What Ever Happened to . . . ?

About seven years ago, AW&ST published a story about a new department at Lockheed Martin that was associated with the famous Skunk Works (“Fusion Frontier,” Oct. 20, 2014, p. 42). The focus of the story was the new line of work Lockheed was undertaking to develop a small, commercially viable fusion power plant. Engineers were proudly quoted about their unique and new approach that would revolutionize the nuclear industry. They were supremely confident their new engineering approach would result in a workable model no later than 2022. How’s that going?

Frederick Arehart, Sun City West, Arizona

Editor’s note: It’s a great question. Lockheed has gone completely dark on that project since 2019. At that time, they needed a funding source to develop and run the T6 version of the reactor, but that was going to cost a few hundred million dollars. If they got the money, it has remained secret or was classified. There’s also the chance that they didn’t get the money but are continuing to run experiments at a lower level before there is a need to start mixing in deuterium and tritium.

Natural Gas

I found interesting and informative the articles about hydrogen (“Hydrogen Equation”) and improved electric aircraft batteries (“Batteries Have Potential if Aviation Is Prepared To Invest in Technology”). (Feb. 21-
March 6, pp. 50 and 53).

However, if we must utilize any low-molecular-weight gas as fuel, why not consider methane? I read in another publication recently about how the Newtown Creek Waste-water Treatment Plant in New York is processing sewage into biogas using anaerobic digesters (methane being the flammable constituent). Methane thus produced could be utilized for any purpose for which natural gas would normally be used.

Cow manure from dairy farms is likewise being processed into biomethane. As with methane from sewage treatment facilities, it could be used in various ways, such as electric power generation using highly efficient combined-cycle gas turbine power plants.

As vehicular or aircraft fuel, methane has advantages over hydrogen. If utilized in compressed form, methane doesn’t have to be stored at as high a pressure for a given range. If utilized as a cryogenic liquid, methane does not require as low a temperature (-259F) as hydrogen (-423F).

If obtained from sources such as those mentioned above, it seems to make more sense to utilize methane directly rather than reform it to yield hydrogen.

Alex Kovnat, West Bloomfield Township, Michigan

Safety and Camaraderie

It comes as a surprise to me to hear an airline pilot be so willing to embrace single pilot operations (“Flying Solo,” Jan. 24-Feb. 6, p. 50). I say this for a couple of reasons.
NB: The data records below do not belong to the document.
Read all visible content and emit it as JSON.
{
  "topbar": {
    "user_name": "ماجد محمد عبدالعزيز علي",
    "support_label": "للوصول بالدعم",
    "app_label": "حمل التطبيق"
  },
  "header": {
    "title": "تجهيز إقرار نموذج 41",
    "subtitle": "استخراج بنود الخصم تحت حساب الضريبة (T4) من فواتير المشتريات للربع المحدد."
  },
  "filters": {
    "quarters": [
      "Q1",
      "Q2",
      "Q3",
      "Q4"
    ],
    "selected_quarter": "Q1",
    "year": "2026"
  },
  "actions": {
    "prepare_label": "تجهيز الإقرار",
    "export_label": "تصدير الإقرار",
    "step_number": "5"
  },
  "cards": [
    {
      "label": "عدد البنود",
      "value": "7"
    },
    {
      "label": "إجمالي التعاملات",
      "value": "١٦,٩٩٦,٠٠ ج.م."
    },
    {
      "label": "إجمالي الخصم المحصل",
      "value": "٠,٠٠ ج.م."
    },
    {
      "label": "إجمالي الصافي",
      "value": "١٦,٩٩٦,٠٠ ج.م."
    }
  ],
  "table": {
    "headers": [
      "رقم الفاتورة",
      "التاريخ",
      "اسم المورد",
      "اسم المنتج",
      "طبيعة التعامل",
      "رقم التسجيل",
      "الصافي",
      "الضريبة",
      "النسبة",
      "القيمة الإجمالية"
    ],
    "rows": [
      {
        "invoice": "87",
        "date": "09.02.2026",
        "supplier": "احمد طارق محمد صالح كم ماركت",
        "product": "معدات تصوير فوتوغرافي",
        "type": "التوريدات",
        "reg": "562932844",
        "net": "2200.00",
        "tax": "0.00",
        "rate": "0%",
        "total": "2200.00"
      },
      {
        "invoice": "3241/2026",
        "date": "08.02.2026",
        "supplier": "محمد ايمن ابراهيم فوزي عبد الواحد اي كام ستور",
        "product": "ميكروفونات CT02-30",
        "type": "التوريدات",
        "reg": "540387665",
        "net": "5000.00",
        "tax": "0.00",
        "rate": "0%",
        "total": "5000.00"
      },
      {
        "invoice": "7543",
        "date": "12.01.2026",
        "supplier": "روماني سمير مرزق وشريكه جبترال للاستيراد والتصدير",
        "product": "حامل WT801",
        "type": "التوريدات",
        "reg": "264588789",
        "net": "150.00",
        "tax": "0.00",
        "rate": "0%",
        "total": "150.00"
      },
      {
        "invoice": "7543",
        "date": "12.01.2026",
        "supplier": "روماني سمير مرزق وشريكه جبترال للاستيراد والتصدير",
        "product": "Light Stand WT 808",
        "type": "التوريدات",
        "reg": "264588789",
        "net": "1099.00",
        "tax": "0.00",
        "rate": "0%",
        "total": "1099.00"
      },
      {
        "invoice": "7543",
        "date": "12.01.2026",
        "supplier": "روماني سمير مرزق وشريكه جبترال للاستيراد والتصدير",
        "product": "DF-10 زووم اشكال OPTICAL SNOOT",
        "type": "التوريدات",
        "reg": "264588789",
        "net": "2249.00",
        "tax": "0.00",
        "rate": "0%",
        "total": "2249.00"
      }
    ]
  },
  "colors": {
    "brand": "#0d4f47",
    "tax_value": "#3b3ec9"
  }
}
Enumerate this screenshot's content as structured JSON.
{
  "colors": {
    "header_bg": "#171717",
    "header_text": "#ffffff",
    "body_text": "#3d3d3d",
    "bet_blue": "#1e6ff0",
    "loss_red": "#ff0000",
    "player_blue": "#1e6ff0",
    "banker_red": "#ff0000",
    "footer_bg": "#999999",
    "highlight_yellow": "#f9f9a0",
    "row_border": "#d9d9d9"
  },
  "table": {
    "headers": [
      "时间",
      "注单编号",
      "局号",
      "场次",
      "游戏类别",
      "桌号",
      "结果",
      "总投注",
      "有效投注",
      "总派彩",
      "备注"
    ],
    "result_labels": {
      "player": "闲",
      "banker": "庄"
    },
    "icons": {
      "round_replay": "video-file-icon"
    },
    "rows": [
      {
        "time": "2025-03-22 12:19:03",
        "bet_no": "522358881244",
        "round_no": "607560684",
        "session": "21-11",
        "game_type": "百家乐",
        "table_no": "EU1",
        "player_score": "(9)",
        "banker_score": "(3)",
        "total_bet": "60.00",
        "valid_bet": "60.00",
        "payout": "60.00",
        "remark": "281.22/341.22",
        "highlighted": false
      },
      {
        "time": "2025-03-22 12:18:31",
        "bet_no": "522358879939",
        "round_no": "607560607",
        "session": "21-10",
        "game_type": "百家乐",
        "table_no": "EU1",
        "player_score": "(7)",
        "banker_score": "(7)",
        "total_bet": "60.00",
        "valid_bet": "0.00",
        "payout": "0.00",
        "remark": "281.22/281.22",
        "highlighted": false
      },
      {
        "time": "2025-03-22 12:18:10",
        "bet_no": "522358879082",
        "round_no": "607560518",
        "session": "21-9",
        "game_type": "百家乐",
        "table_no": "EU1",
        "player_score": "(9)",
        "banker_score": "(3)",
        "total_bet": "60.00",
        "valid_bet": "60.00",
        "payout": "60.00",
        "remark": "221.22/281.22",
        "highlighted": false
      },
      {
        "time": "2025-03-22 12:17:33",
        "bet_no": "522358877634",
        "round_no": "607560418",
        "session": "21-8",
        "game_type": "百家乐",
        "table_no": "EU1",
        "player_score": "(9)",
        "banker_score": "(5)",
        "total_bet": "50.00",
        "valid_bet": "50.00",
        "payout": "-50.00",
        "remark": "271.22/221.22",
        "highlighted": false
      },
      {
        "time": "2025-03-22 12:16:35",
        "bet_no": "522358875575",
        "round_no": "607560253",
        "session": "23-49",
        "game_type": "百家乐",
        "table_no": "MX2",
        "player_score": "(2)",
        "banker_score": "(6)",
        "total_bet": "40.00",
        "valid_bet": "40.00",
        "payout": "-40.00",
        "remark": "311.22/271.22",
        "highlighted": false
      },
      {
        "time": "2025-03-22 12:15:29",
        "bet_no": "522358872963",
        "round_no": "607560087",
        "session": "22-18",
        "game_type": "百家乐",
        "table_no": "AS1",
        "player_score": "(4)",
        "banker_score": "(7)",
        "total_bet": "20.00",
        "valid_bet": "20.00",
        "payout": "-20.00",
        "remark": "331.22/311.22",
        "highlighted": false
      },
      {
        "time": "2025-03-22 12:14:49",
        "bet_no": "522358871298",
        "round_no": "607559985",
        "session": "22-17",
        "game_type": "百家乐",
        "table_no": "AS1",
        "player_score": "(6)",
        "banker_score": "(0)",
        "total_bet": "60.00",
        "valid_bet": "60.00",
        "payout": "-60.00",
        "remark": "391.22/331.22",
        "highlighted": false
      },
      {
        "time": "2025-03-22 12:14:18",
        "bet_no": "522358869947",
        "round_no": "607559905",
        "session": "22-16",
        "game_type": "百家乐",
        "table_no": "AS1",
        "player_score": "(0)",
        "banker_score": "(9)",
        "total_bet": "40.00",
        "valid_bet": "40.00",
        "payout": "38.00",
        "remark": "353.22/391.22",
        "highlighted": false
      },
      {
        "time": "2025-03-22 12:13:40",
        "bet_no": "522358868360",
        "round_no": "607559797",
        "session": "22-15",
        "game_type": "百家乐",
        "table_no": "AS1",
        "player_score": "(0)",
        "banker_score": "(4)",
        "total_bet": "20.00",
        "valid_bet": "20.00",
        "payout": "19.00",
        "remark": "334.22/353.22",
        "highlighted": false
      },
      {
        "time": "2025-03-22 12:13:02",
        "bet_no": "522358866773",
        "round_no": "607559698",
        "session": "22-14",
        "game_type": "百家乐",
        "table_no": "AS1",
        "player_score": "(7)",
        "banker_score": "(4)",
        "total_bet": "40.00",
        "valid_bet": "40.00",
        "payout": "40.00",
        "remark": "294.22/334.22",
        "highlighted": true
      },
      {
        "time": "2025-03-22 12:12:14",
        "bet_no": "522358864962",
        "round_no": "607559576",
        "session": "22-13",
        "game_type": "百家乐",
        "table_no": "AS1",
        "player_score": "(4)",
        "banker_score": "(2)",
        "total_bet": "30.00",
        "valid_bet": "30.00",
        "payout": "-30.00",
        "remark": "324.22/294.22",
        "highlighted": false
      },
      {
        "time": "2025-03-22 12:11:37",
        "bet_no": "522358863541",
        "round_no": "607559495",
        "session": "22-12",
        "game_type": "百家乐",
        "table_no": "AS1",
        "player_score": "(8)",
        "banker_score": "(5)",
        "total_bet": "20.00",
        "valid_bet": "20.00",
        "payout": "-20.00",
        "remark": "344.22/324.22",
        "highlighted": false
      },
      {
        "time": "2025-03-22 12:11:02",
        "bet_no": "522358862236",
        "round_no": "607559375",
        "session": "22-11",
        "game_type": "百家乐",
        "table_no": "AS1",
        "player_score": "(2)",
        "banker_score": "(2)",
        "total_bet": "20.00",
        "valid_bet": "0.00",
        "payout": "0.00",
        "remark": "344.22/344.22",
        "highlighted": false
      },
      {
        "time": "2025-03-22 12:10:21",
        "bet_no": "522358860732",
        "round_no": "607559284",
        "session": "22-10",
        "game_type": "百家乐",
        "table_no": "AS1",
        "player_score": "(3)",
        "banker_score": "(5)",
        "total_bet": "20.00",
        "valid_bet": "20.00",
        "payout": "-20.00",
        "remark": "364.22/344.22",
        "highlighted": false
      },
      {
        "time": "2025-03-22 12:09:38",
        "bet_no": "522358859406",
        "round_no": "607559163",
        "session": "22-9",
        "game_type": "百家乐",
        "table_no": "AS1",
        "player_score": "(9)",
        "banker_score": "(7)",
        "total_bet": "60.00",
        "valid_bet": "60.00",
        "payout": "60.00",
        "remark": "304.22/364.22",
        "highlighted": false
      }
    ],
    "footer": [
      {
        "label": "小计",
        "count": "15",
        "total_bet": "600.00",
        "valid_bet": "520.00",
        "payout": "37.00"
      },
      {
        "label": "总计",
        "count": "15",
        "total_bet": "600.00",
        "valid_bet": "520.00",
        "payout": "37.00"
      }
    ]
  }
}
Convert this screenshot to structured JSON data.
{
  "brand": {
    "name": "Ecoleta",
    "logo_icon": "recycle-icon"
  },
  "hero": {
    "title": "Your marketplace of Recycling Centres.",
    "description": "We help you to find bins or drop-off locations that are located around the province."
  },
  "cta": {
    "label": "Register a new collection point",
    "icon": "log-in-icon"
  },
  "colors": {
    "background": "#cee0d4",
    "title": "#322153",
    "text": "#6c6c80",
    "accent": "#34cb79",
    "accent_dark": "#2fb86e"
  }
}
The first is simply safety. You will never convince me that one head is better than or equal to two in real-world operations. This is the lowest of the low-hanging fruit in safe operations. It is self-evident and needs no further explanation.

The second reason falls in a different category. I’ve spent much of my life in two- and three-pilot flight decks and have had the pleasure of flying with some truly great people. A special bond is formed when navigating the skies in sometimes challenging situations. So many people with so many backgrounds and stories and interests.

At my airline, pilots who are retiring have the option of having a large posterboard image of the airplane on which they fly left in the crew room for people to write short farewell notes on. It’s fun to read what people write—lots of warm wishes, acknowledgments of a job well done from peers, and lots of humor. These connections last a lifetime, and I can’t imagine the job without them.

Matt Marohn, Maple Lake, Minnesota



“FAA Faces Challenging Transition After Dickson’s Departure” (March 7-20, p. 32) should have stated that former FAA Administrator Steve Dickson is a former U.S. Air Force aviator.


Behind The Scenes

Boom Supersonic founder and CEO Blake Scholl with Guy Norris and Joe Anselmo
Credit: Boom Aerospace

Boom Supersonic founder and CEO Blake Scholl (center) gave Senior Editor Guy Norris (right) and Editor-in-Chief Joe Anselmo a walkaround of the XB-1, a one-third-scale flight demonstrator for the Mach 1.7 Overture-1 supersonic airliner, at the company’s headquarters near Denver. Unfortunately, they were not allowed to take photos of the XB-1, which will be shipped to Mojave, California, in the coming months for flight tests (page 44). Norris and Anselmo then headed to the 37th annual Space Symposium in Colorado Springs, meeting up with editors Jen DiMascio, Irene Klotz and Brian Everstine.